Only the number is needed: how many lines of the entries below contain the word "Piccolo".
____
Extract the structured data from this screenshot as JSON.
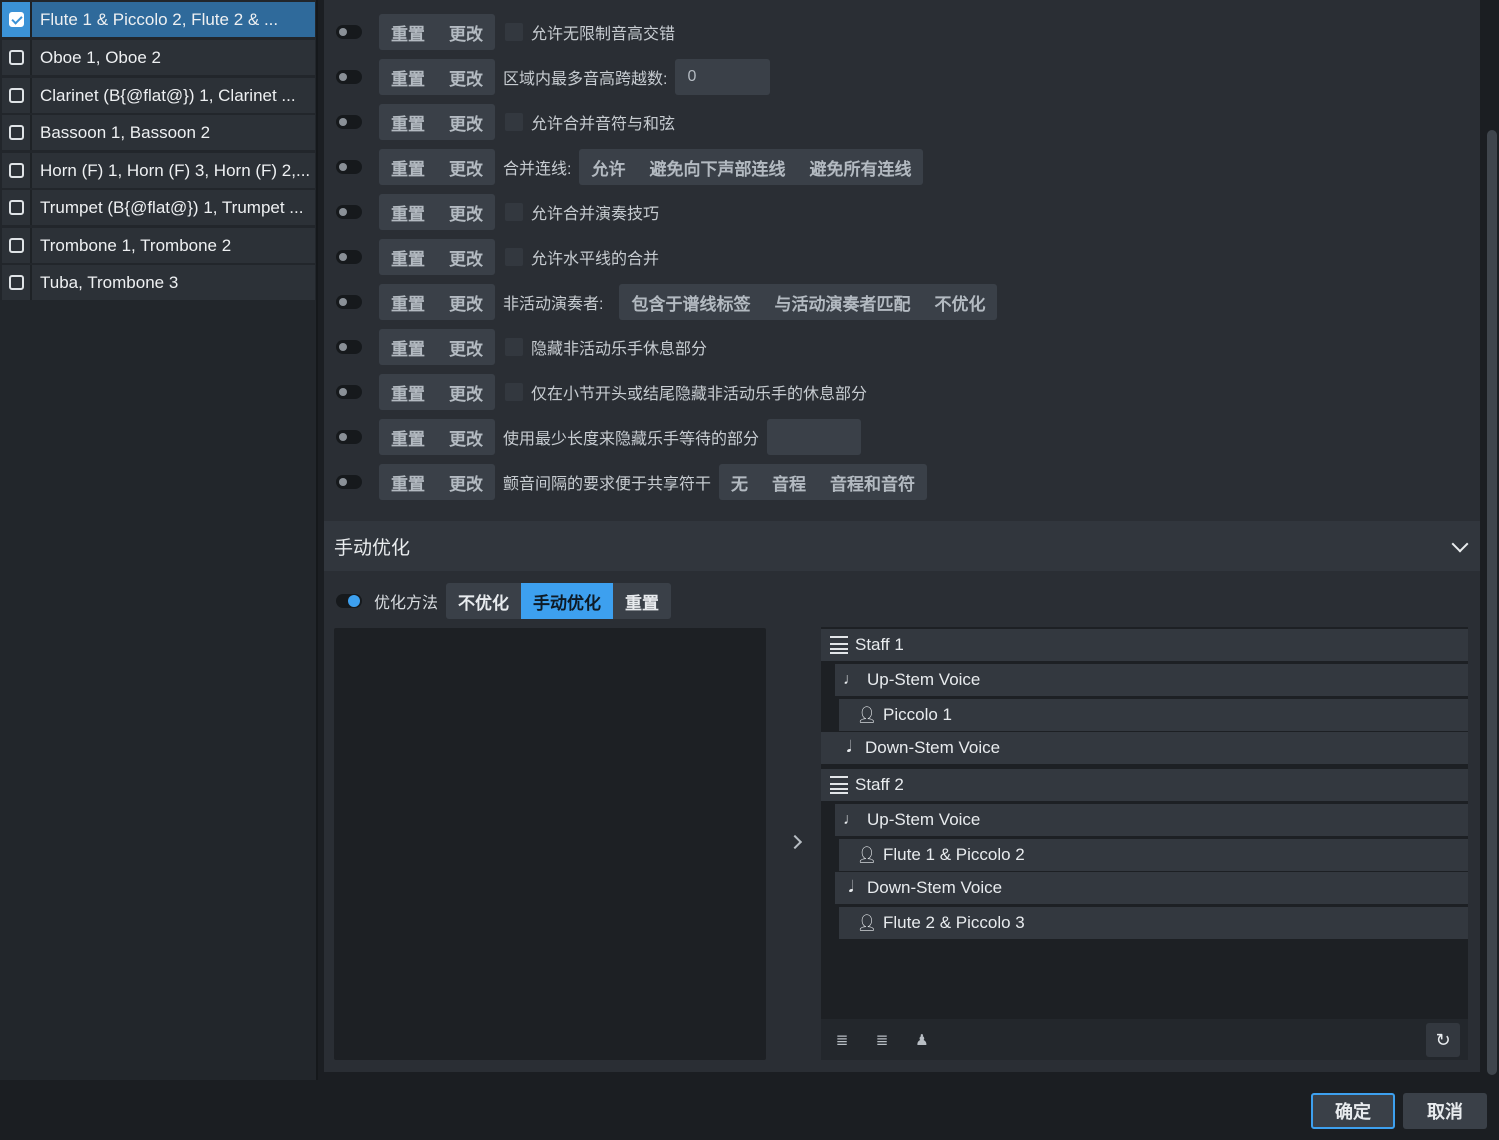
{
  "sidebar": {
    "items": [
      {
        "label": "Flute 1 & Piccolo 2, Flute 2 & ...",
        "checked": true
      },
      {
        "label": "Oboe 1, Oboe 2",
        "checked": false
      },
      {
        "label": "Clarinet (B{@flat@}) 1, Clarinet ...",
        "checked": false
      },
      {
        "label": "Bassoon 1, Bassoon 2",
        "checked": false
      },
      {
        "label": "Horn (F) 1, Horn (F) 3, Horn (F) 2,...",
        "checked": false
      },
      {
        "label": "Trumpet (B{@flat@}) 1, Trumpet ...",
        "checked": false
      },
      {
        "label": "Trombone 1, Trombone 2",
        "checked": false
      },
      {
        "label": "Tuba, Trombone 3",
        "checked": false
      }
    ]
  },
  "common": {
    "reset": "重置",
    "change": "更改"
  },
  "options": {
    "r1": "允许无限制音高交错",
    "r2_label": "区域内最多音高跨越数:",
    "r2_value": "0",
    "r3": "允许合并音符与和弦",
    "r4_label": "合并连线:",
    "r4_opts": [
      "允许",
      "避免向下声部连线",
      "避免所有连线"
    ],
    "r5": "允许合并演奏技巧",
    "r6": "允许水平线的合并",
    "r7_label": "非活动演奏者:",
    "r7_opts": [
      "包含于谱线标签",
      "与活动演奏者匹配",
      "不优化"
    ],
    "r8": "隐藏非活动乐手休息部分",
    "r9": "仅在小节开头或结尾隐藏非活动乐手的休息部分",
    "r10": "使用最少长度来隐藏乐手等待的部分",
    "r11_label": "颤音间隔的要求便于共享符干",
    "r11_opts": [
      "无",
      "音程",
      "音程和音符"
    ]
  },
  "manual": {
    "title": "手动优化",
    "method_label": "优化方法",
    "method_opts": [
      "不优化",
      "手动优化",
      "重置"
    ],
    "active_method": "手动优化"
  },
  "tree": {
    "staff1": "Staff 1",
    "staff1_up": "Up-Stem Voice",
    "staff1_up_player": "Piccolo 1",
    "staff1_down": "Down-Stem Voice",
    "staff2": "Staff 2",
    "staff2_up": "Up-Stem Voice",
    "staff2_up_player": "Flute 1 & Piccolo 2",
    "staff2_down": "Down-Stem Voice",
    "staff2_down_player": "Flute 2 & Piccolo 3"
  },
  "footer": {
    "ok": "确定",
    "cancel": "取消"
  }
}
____
### [Answer to this problem]
4